__Work item__:
Find every line below that contains the word "heading" and copy it out.

__Information__:
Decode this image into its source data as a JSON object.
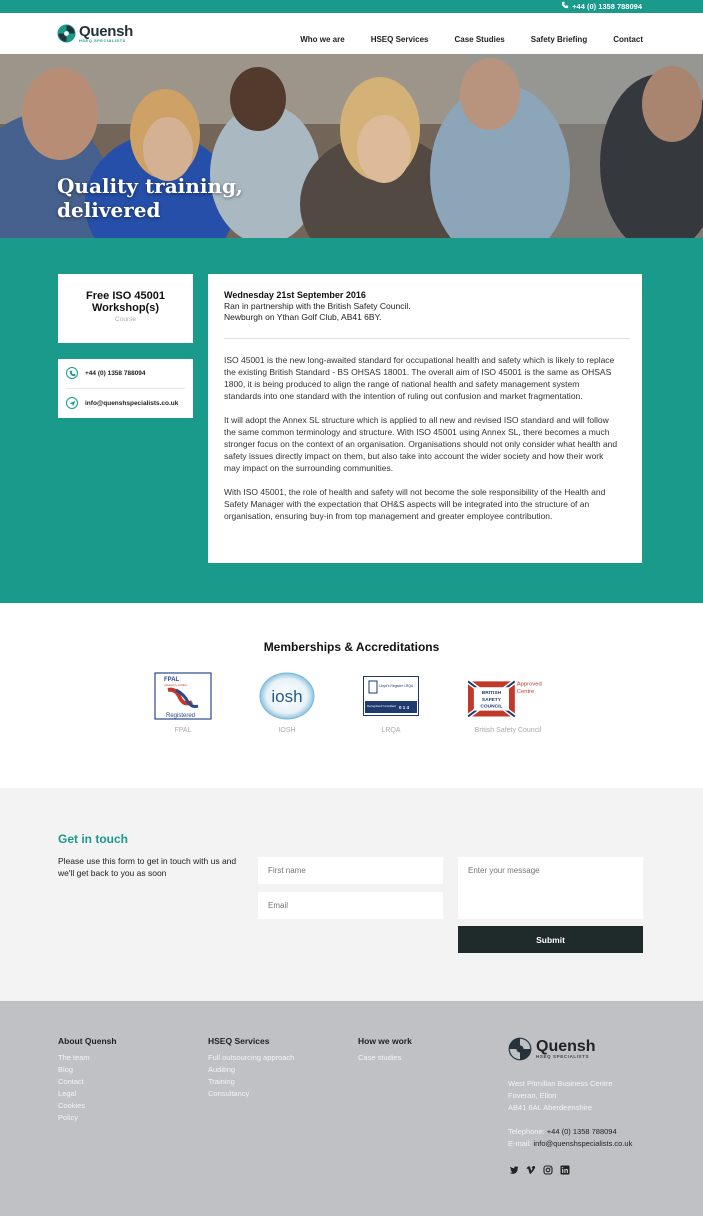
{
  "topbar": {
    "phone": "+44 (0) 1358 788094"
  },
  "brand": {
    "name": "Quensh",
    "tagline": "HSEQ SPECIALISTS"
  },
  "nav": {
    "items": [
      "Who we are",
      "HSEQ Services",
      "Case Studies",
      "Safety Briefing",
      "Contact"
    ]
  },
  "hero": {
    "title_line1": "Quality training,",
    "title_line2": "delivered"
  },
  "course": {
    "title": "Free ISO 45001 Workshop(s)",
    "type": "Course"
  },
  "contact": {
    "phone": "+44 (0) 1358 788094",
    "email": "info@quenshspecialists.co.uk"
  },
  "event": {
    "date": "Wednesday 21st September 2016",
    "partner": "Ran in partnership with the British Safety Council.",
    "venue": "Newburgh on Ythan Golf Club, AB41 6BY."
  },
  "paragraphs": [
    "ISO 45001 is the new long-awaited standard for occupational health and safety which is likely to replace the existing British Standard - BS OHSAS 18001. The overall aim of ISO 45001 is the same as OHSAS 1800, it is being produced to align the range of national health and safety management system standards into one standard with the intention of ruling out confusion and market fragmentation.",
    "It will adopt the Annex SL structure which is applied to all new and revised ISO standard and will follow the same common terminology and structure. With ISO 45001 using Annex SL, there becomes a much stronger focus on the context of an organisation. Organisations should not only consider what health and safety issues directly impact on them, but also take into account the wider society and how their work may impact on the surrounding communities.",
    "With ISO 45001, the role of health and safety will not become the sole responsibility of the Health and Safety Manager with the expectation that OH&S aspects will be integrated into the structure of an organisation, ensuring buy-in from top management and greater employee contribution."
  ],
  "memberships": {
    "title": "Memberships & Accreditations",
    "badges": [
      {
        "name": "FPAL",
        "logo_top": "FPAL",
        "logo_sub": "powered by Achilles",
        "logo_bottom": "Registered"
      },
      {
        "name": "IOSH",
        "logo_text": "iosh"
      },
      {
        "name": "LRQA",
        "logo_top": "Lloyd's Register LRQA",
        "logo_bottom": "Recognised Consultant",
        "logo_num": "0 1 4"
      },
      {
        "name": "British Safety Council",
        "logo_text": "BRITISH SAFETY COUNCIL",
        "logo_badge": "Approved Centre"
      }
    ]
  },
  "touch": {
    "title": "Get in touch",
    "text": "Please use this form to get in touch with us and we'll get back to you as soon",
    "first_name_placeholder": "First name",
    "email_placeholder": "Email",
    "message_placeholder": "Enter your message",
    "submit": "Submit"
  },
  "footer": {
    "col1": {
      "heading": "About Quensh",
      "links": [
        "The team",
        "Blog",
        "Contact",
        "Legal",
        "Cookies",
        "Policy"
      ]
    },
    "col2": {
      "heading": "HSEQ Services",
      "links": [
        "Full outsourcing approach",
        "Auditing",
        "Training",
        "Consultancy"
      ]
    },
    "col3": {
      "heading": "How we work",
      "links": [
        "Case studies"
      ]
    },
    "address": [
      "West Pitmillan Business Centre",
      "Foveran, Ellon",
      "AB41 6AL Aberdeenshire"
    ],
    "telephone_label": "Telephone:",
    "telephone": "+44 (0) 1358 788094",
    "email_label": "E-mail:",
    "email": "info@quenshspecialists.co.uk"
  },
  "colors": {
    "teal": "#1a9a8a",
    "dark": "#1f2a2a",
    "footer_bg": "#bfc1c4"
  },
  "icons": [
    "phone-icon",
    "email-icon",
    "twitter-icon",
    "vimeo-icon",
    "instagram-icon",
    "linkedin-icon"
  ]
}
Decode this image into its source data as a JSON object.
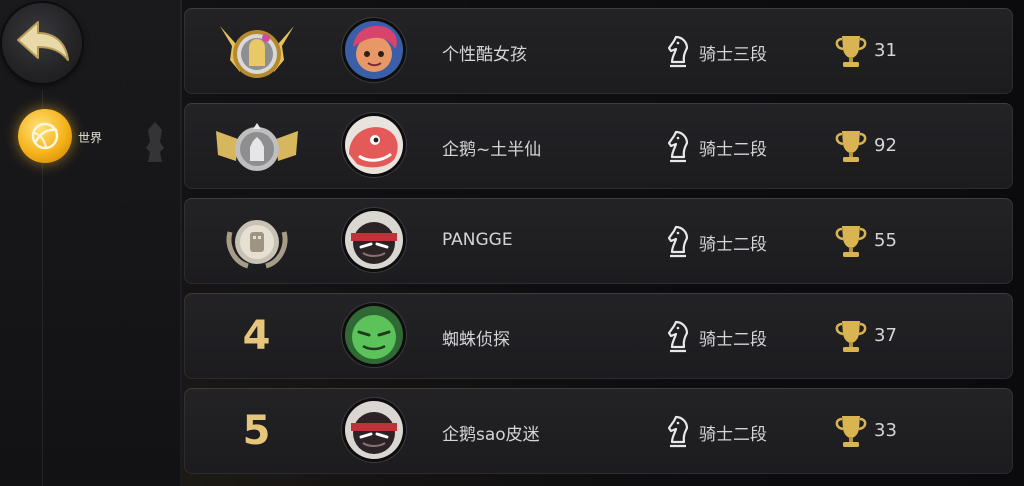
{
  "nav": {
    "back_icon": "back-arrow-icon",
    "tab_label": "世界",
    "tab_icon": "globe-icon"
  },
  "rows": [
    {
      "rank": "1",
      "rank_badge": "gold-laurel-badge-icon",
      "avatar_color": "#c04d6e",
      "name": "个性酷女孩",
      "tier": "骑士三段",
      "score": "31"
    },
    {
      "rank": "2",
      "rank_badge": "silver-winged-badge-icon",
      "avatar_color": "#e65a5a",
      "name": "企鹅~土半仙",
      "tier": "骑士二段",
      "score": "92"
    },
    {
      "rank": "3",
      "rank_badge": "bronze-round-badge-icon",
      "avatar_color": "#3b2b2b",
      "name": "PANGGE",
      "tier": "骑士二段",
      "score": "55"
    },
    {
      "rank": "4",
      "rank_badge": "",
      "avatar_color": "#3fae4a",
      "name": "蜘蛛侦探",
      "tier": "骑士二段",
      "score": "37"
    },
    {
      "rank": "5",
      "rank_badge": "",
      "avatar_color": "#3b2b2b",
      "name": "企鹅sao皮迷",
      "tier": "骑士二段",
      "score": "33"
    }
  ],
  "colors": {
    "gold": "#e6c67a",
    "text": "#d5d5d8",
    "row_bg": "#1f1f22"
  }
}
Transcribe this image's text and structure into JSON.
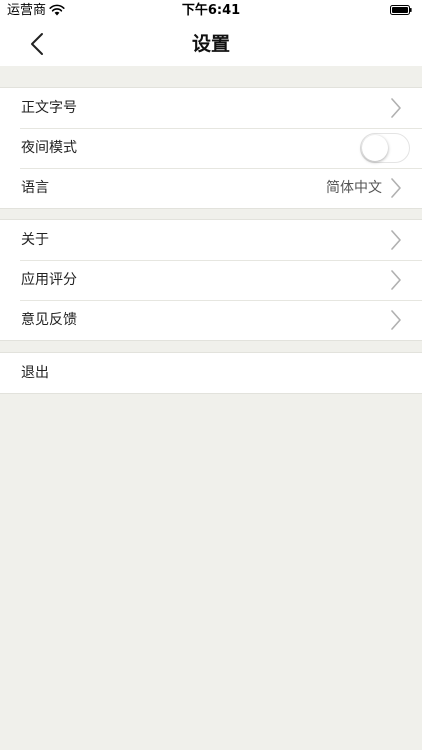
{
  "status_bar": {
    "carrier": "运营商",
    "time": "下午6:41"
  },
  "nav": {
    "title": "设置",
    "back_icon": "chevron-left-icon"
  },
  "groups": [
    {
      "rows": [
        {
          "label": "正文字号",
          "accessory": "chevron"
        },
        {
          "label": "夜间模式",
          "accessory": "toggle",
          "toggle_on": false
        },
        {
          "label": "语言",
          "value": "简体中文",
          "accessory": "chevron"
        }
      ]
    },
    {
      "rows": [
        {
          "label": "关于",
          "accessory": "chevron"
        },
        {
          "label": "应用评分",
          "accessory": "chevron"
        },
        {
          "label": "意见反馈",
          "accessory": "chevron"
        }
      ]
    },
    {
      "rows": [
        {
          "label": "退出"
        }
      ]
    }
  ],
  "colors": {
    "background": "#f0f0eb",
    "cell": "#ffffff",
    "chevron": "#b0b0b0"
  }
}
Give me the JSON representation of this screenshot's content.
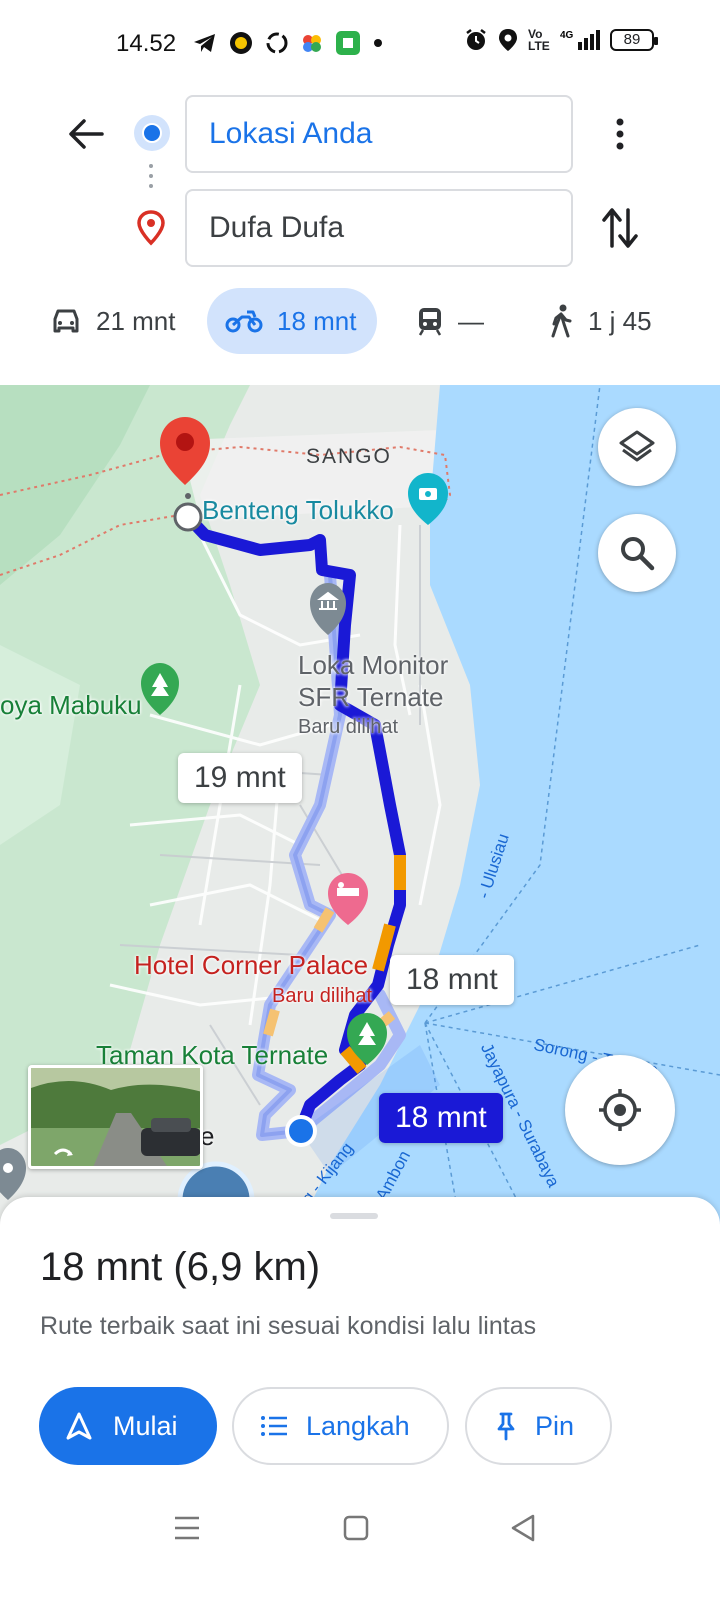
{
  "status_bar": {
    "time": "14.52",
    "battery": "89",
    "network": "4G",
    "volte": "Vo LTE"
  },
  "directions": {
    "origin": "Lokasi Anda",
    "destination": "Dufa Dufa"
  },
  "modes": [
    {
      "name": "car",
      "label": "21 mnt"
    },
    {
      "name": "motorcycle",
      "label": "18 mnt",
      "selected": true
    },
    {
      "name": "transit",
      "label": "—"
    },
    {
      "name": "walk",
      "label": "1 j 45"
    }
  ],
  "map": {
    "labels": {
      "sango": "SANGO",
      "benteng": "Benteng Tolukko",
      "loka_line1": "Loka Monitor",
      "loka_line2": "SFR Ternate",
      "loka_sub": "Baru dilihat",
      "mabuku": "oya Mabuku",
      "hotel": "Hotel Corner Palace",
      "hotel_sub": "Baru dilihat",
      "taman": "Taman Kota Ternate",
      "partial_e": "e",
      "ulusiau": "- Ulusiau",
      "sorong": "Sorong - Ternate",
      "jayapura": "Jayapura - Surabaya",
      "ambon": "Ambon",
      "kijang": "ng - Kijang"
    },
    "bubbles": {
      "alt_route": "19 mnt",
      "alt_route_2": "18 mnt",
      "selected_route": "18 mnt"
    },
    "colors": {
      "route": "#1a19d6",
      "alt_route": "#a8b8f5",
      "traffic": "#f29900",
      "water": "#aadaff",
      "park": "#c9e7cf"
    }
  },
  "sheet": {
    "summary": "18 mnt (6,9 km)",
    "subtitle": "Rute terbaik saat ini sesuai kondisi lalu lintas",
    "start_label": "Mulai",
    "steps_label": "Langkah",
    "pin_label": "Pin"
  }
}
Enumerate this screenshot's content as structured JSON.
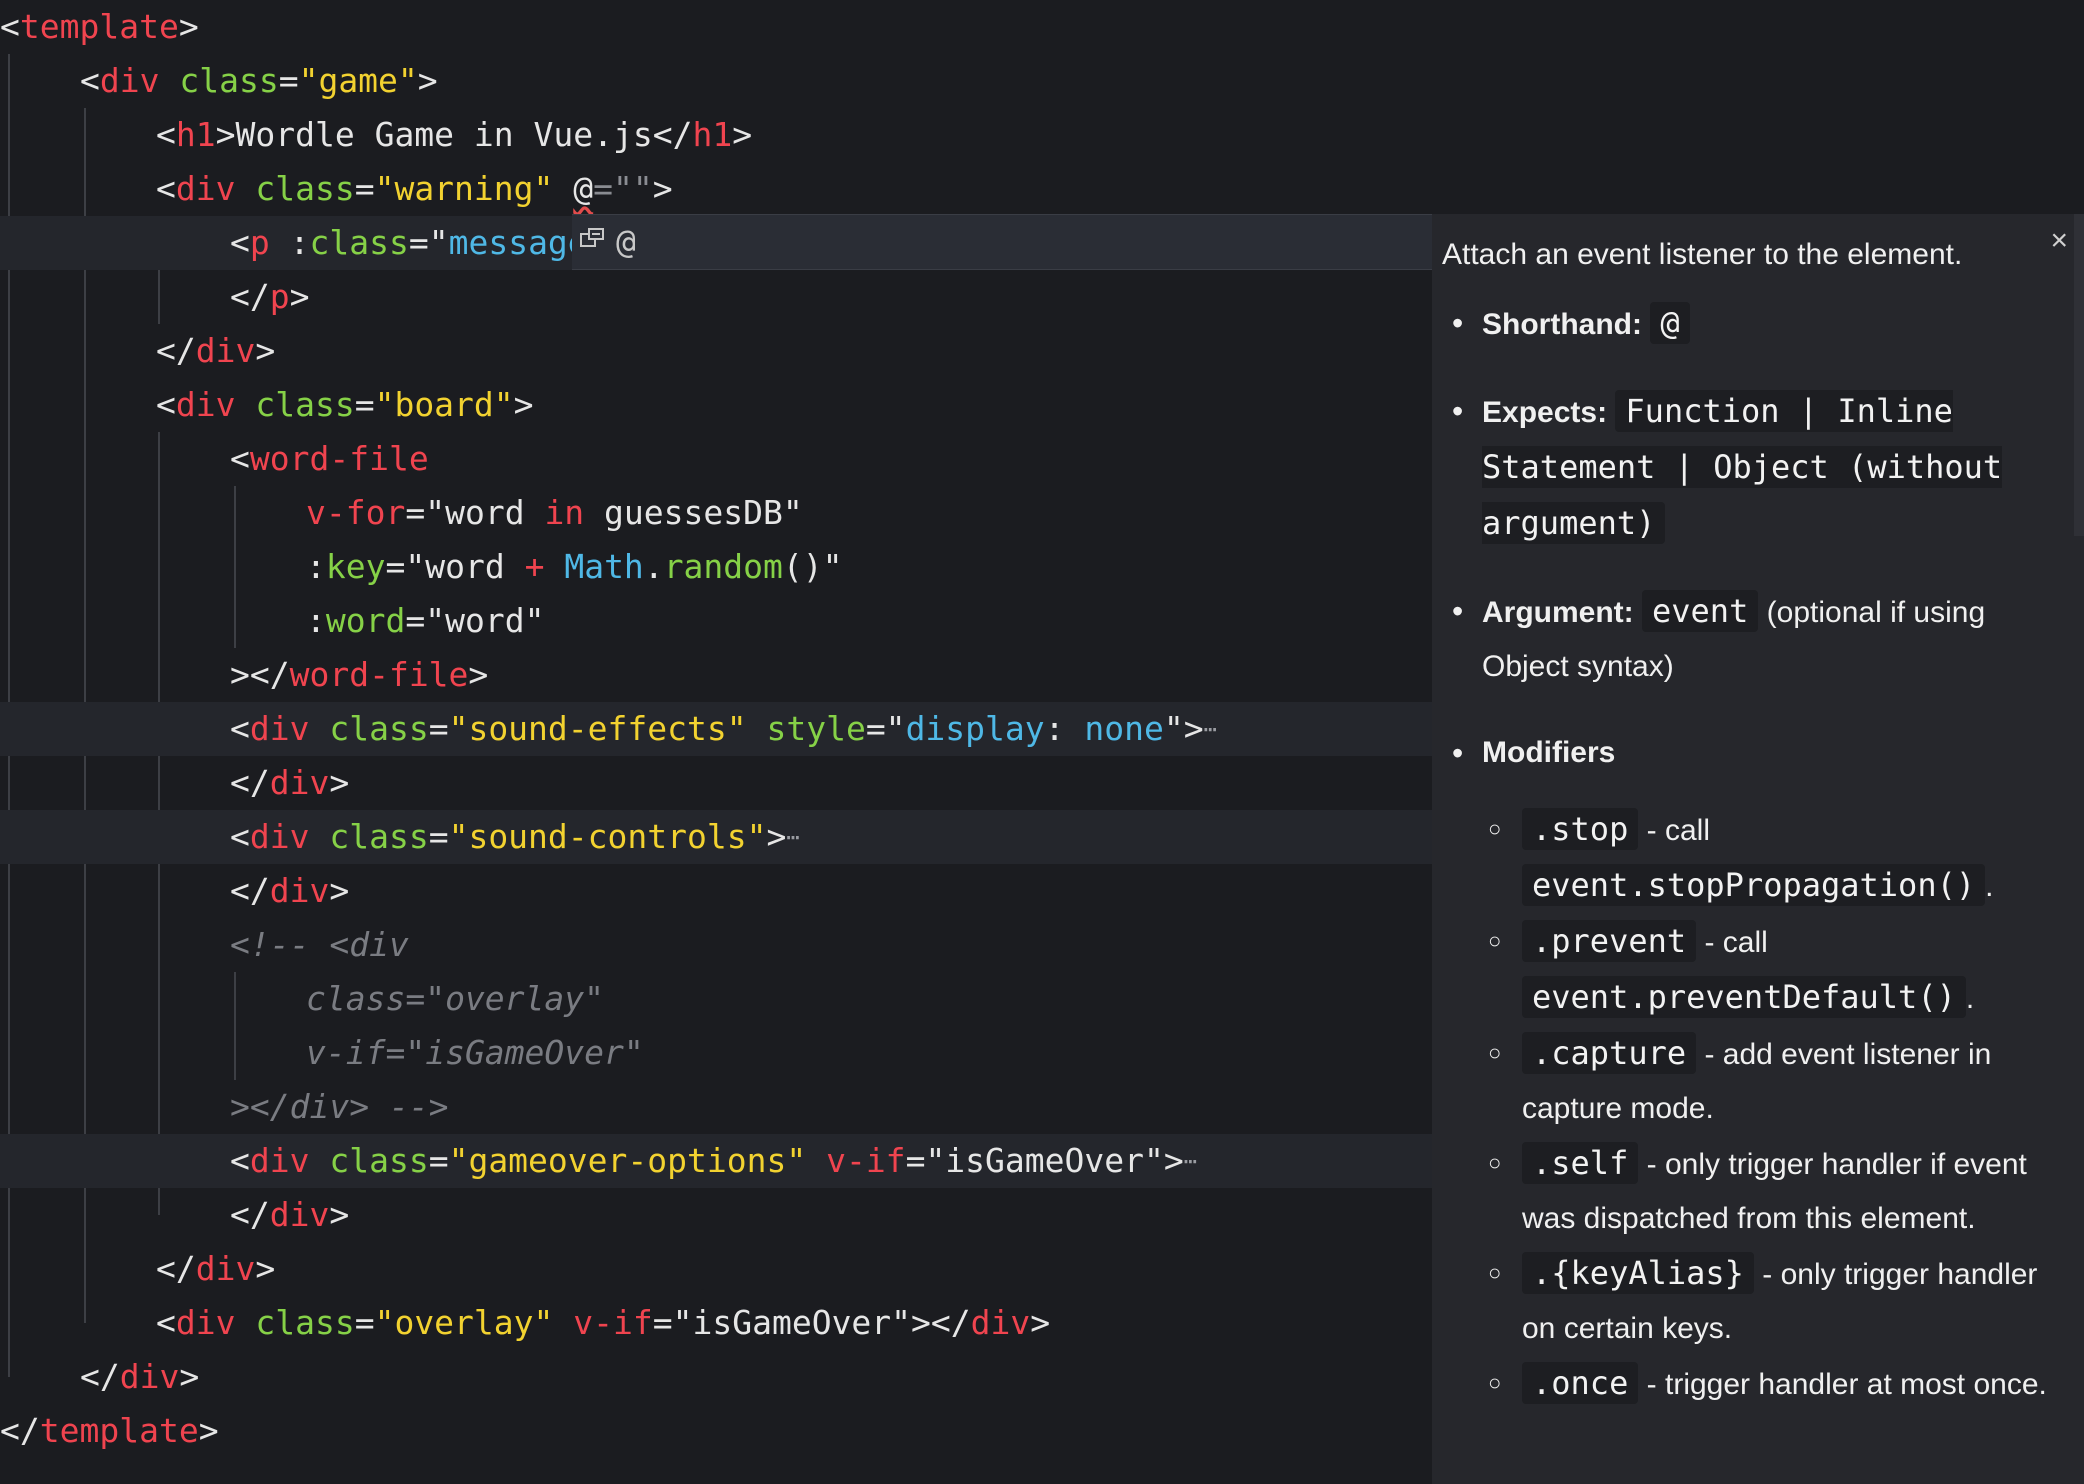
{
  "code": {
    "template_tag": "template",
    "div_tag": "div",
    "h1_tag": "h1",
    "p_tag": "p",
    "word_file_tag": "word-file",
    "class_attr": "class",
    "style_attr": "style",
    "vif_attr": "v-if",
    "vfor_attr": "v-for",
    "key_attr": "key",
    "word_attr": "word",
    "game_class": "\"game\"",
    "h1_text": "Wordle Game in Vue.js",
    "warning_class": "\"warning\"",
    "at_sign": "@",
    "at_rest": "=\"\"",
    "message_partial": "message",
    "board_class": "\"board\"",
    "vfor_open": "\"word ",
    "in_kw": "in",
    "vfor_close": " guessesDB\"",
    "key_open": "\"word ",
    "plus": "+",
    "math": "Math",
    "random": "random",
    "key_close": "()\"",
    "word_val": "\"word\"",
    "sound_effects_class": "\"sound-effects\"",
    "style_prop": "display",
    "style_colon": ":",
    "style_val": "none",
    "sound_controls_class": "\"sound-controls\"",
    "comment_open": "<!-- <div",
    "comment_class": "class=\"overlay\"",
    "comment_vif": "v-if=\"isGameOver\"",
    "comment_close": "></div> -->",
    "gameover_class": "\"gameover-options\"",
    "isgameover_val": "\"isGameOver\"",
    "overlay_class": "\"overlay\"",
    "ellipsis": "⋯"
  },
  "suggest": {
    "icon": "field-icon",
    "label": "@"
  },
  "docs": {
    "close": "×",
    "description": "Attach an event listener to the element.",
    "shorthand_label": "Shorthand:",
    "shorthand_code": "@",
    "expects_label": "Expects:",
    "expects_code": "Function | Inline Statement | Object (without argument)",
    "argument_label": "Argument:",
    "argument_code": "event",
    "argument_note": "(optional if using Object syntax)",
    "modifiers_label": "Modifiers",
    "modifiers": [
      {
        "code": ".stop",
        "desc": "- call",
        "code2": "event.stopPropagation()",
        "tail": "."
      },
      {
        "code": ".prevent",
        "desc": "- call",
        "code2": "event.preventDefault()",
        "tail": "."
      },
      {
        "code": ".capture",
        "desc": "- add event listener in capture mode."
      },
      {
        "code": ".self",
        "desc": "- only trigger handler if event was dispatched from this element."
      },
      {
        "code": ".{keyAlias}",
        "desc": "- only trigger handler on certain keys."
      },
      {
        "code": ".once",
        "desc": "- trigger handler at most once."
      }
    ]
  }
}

__Solved exercise__:
      "heading": "About Quensh",
      "heading": "HSEQ Services",
      "heading": "How we work",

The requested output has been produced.